● **ABOUT THIS EXERCISE**
Search the records for "from" and copy each line that holds it.
=== TASK INPUTS ===
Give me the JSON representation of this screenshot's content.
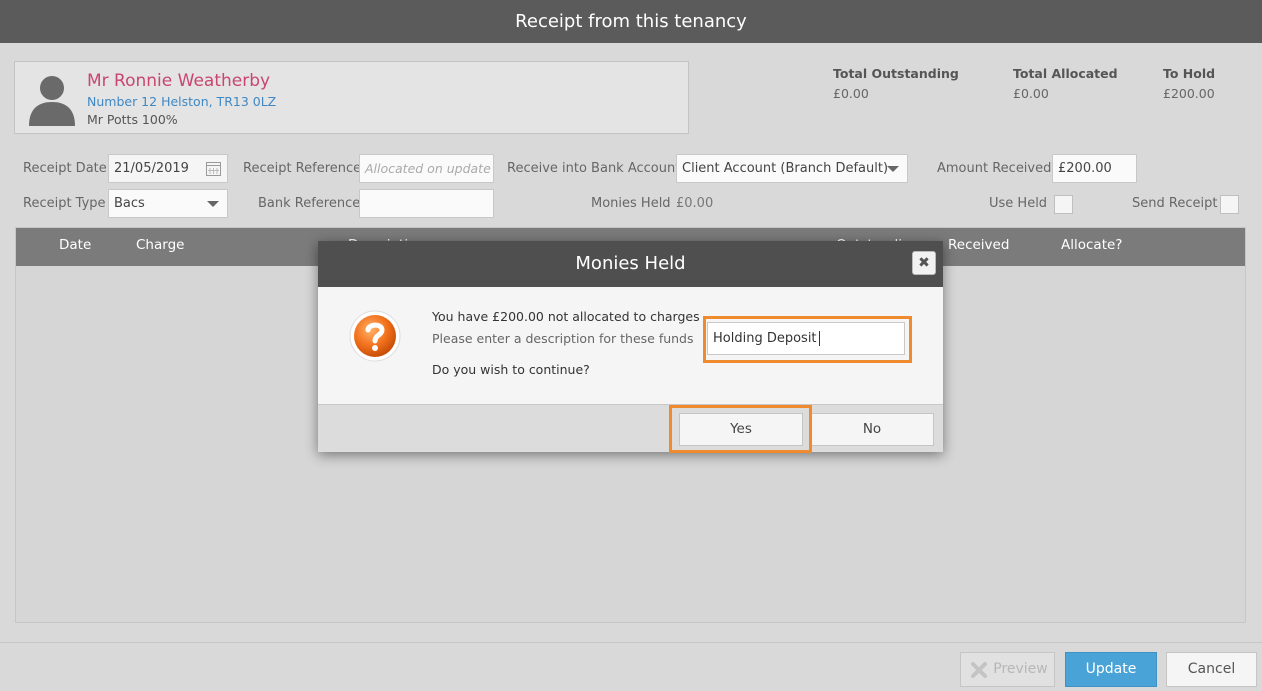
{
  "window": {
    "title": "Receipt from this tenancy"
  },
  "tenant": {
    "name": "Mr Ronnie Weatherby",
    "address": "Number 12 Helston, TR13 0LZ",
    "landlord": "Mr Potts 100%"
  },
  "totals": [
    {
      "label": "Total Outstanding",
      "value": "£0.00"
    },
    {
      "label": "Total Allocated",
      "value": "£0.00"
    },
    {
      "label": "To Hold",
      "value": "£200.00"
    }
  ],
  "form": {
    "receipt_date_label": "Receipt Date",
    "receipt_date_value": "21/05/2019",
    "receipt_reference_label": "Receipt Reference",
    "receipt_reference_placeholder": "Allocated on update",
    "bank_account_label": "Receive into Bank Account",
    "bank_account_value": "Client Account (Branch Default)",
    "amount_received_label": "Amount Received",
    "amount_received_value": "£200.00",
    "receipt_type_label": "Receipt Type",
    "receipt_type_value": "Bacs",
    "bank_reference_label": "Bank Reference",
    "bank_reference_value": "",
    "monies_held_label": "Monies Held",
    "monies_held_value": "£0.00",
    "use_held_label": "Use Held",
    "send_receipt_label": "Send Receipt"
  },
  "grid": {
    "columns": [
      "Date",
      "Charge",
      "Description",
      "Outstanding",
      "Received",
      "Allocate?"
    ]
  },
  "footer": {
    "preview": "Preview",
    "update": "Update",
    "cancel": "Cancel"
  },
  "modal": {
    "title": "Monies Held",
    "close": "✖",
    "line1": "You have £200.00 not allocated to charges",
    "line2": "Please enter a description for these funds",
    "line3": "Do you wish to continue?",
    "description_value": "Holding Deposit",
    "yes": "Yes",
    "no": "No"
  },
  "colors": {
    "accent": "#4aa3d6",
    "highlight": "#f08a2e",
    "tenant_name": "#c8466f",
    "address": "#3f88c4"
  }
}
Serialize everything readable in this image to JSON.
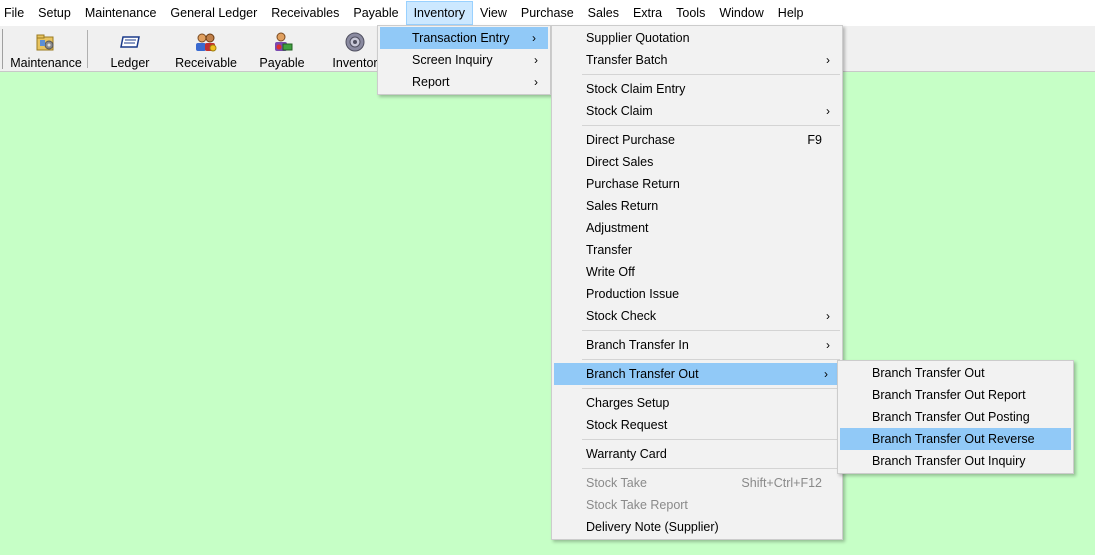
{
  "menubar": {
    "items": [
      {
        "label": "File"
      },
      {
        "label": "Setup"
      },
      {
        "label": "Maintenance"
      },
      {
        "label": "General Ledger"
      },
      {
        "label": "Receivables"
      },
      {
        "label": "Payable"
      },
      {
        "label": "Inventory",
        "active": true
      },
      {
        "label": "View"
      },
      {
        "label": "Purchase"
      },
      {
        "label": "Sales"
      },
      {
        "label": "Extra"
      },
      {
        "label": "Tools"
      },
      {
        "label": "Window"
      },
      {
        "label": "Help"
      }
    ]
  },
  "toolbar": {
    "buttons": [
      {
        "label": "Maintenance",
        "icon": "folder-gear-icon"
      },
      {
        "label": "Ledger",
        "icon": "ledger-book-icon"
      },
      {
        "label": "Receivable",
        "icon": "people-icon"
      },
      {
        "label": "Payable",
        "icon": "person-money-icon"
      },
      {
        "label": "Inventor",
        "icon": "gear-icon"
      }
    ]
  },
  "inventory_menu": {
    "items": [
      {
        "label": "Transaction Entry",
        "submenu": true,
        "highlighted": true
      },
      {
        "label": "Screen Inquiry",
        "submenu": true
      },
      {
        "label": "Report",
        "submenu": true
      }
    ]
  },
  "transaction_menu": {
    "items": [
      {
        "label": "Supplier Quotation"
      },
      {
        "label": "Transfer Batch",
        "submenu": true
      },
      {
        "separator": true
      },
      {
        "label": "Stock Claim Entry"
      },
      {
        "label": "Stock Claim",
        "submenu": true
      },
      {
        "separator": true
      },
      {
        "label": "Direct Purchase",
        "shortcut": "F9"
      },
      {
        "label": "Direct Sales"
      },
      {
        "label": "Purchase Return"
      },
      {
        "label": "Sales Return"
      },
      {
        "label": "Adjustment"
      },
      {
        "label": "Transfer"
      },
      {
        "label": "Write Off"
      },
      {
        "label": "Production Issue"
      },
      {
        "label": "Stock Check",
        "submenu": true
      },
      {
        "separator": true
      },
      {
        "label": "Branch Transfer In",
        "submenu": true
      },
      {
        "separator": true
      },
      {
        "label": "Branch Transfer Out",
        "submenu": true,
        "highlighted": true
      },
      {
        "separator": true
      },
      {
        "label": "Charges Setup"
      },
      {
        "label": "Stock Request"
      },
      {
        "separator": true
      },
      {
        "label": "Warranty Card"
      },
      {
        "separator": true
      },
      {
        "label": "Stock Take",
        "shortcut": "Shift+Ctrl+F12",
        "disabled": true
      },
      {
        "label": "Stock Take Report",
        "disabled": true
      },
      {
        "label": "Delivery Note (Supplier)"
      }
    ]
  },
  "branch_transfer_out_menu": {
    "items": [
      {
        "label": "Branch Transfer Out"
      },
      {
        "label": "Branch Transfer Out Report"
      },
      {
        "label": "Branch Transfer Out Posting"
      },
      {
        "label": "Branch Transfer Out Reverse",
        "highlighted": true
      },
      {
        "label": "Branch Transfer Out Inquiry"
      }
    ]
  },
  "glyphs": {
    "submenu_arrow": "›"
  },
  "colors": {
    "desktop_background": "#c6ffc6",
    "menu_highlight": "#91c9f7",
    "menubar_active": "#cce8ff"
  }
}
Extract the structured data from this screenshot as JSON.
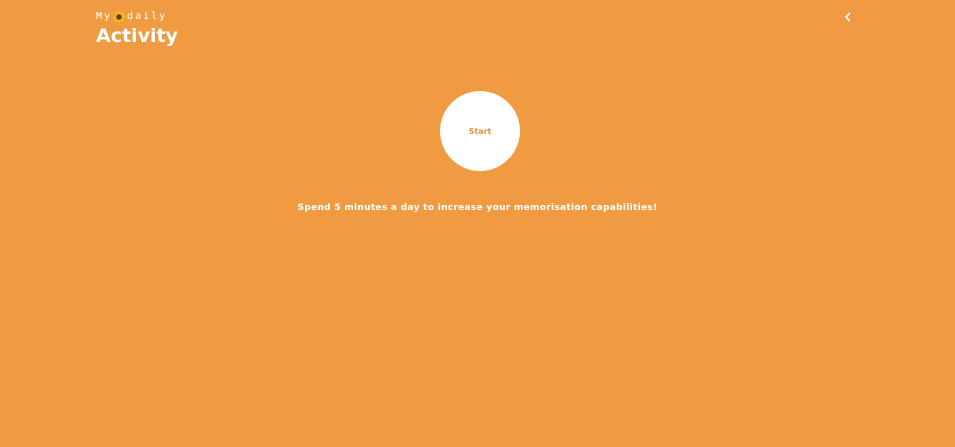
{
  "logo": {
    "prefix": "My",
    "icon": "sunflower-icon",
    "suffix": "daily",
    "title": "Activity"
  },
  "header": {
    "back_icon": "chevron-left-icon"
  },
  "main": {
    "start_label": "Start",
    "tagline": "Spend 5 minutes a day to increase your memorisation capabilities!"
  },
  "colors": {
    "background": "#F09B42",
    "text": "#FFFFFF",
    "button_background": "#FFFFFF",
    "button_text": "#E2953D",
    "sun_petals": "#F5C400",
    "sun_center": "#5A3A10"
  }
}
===
● **PROBLEM SOLUTION**
    "title": "Receipt from this tenancy"
Extract the structured data from this screenshot as JSON.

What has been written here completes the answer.